Exercise inputs:
□ □ □ □
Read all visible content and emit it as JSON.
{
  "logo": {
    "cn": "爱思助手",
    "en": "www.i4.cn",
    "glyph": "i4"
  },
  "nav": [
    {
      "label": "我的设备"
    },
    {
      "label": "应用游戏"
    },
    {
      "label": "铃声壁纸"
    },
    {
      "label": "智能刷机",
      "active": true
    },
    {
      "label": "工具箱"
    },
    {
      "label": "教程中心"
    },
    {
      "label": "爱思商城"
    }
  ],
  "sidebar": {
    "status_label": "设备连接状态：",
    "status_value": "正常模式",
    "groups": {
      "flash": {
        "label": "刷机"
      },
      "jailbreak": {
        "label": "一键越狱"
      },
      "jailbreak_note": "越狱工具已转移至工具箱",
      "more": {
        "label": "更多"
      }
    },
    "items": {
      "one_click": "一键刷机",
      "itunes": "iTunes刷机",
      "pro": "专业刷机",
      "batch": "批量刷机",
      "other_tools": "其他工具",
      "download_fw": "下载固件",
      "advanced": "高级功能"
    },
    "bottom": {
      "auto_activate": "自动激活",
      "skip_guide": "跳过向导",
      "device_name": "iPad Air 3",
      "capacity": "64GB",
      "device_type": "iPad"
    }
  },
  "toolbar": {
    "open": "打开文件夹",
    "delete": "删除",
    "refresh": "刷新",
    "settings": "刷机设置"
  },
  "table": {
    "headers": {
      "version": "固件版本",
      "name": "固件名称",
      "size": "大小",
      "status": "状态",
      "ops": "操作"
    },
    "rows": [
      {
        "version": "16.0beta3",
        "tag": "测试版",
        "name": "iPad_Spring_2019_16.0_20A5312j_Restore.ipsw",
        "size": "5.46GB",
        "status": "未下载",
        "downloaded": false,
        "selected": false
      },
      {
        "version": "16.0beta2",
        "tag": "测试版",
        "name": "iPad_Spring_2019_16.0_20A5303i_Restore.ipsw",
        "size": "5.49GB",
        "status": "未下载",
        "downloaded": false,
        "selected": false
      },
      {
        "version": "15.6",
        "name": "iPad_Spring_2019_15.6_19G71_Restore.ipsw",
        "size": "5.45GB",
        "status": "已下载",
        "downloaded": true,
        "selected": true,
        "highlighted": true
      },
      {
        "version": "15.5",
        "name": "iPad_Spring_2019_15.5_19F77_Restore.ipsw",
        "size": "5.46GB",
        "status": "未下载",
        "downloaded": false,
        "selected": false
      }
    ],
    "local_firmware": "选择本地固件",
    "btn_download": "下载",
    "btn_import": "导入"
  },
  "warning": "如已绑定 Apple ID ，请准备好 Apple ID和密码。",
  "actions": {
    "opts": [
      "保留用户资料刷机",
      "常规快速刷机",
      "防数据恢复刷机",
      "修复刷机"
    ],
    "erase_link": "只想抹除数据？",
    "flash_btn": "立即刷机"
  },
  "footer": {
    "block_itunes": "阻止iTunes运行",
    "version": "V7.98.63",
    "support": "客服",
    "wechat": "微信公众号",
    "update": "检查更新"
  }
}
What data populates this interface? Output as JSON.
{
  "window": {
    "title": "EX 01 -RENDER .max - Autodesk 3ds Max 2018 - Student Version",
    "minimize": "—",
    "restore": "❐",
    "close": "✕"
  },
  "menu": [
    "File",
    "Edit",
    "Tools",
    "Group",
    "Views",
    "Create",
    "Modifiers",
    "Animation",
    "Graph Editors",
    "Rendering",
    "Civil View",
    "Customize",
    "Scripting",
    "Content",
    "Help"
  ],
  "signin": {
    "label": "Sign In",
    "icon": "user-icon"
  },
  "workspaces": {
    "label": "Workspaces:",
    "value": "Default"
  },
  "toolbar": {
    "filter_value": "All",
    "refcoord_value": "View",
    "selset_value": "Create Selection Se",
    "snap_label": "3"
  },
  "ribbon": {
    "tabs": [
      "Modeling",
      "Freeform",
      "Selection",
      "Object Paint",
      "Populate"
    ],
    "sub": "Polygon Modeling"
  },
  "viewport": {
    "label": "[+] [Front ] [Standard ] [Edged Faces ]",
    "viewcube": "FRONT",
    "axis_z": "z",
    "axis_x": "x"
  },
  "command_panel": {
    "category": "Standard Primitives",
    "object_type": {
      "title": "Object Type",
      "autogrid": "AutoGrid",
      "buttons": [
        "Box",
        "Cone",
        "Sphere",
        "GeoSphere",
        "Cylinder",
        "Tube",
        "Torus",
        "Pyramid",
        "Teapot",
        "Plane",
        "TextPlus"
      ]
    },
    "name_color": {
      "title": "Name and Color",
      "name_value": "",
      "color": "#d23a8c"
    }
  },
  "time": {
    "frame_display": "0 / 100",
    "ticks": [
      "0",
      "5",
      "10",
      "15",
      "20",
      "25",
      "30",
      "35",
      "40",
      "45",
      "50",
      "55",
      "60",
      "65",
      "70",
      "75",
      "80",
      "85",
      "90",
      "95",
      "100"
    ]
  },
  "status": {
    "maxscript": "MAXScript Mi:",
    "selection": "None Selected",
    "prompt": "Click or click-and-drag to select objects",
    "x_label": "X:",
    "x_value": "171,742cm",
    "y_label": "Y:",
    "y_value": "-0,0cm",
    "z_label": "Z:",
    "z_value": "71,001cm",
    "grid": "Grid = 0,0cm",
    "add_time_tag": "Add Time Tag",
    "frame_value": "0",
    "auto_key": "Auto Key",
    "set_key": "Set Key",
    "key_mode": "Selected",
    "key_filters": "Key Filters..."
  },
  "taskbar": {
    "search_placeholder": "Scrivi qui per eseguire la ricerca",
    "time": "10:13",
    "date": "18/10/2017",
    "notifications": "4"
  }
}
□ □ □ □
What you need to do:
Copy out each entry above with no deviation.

Exercise response:
Read all visible content and emit it as JSON.
{
  "logo": {
    "cn": "爱思助手",
    "en": "www.i4.cn",
    "glyph": "i4"
  },
  "nav": [
    {
      "label": "我的设备"
    },
    {
      "label": "应用游戏"
    },
    {
      "label": "铃声壁纸"
    },
    {
      "label": "智能刷机",
      "active": true
    },
    {
      "label": "工具箱"
    },
    {
      "label": "教程中心"
    },
    {
      "label": "爱思商城"
    }
  ],
  "sidebar": {
    "status_label": "设备连接状态：",
    "status_value": "正常模式",
    "groups": {
      "flash": {
        "label": "刷机"
      },
      "jailbreak": {
        "label": "一键越狱"
      },
      "jailbreak_note": "越狱工具已转移至工具箱",
      "more": {
        "label": "更多"
      }
    },
    "items": {
      "one_click": "一键刷机",
      "itunes": "iTunes刷机",
      "pro": "专业刷机",
      "batch": "批量刷机",
      "other_tools": "其他工具",
      "download_fw": "下载固件",
      "advanced": "高级功能"
    },
    "bottom": {
      "auto_activate": "自动激活",
      "skip_guide": "跳过向导",
      "device_name": "iPad Air 3",
      "capacity": "64GB",
      "device_type": "iPad"
    }
  },
  "toolbar": {
    "open": "打开文件夹",
    "delete": "删除",
    "refresh": "刷新",
    "settings": "刷机设置"
  },
  "table": {
    "headers": {
      "version": "固件版本",
      "name": "固件名称",
      "size": "大小",
      "status": "状态",
      "ops": "操作"
    },
    "rows": [
      {
        "version": "16.0beta3",
        "tag": "测试版",
        "name": "iPad_Spring_2019_16.0_20A5312j_Restore.ipsw",
        "size": "5.46GB",
        "status": "未下载",
        "downloaded": false,
        "selected": false
      },
      {
        "version": "16.0beta2",
        "tag": "测试版",
        "name": "iPad_Spring_2019_16.0_20A5303i_Restore.ipsw",
        "size": "5.49GB",
        "status": "未下载",
        "downloaded": false,
        "selected": false
      },
      {
        "version": "15.6",
        "name": "iPad_Spring_2019_15.6_19G71_Restore.ipsw",
        "size": "5.45GB",
        "status": "已下载",
        "downloaded": true,
        "selected": true,
        "highlighted": true
      },
      {
        "version": "15.5",
        "name": "iPad_Spring_2019_15.5_19F77_Restore.ipsw",
        "size": "5.46GB",
        "status": "未下载",
        "downloaded": false,
        "selected": false
      }
    ],
    "local_firmware": "选择本地固件",
    "btn_download": "下载",
    "btn_import": "导入"
  },
  "warning": "如已绑定 Apple ID ，请准备好 Apple ID和密码。",
  "actions": {
    "opts": [
      "保留用户资料刷机",
      "常规快速刷机",
      "防数据恢复刷机",
      "修复刷机"
    ],
    "erase_link": "只想抹除数据？",
    "flash_btn": "立即刷机"
  },
  "footer": {
    "block_itunes": "阻止iTunes运行",
    "version": "V7.98.63",
    "support": "客服",
    "wechat": "微信公众号",
    "update": "检查更新"
  }
}
What data populates this interface? Output as JSON.
{
  "window": {
    "title": "EX 01 -RENDER .max - Autodesk 3ds Max 2018 - Student Version",
    "minimize": "—",
    "restore": "❐",
    "close": "✕"
  },
  "menu": [
    "File",
    "Edit",
    "Tools",
    "Group",
    "Views",
    "Create",
    "Modifiers",
    "Animation",
    "Graph Editors",
    "Rendering",
    "Civil View",
    "Customize",
    "Scripting",
    "Content",
    "Help"
  ],
  "signin": {
    "label": "Sign In",
    "icon": "user-icon"
  },
  "workspaces": {
    "label": "Workspaces:",
    "value": "Default"
  },
  "toolbar": {
    "filter_value": "All",
    "refcoord_value": "View",
    "selset_value": "Create Selection Se",
    "snap_label": "3"
  },
  "ribbon": {
    "tabs": [
      "Modeling",
      "Freeform",
      "Selection",
      "Object Paint",
      "Populate"
    ],
    "sub": "Polygon Modeling"
  },
  "viewport": {
    "label": "[+] [Front ] [Standard ] [Edged Faces ]",
    "viewcube": "FRONT",
    "axis_z": "z",
    "axis_x": "x"
  },
  "command_panel": {
    "category": "Standard Primitives",
    "object_type": {
      "title": "Object Type",
      "autogrid": "AutoGrid",
      "buttons": [
        "Box",
        "Cone",
        "Sphere",
        "GeoSphere",
        "Cylinder",
        "Tube",
        "Torus",
        "Pyramid",
        "Teapot",
        "Plane",
        "TextPlus"
      ]
    },
    "name_color": {
      "title": "Name and Color",
      "name_value": "",
      "color": "#d23a8c"
    }
  },
  "time": {
    "frame_display": "0 / 100",
    "ticks": [
      "0",
      "5",
      "10",
      "15",
      "20",
      "25",
      "30",
      "35",
      "40",
      "45",
      "50",
      "55",
      "60",
      "65",
      "70",
      "75",
      "80",
      "85",
      "90",
      "95",
      "100"
    ]
  },
  "status": {
    "maxscript": "MAXScript Mi:",
    "selection": "None Selected",
    "prompt": "Click or click-and-drag to select objects",
    "x_label": "X:",
    "x_value": "171,742cm",
    "y_label": "Y:",
    "y_value": "-0,0cm",
    "z_label": "Z:",
    "z_value": "71,001cm",
    "grid": "Grid = 0,0cm",
    "add_time_tag": "Add Time Tag",
    "frame_value": "0",
    "auto_key": "Auto Key",
    "set_key": "Set Key",
    "key_mode": "Selected",
    "key_filters": "Key Filters..."
  },
  "taskbar": {
    "search_placeholder": "Scrivi qui per eseguire la ricerca",
    "time": "10:13",
    "date": "18/10/2017",
    "notifications": "4"
  }
}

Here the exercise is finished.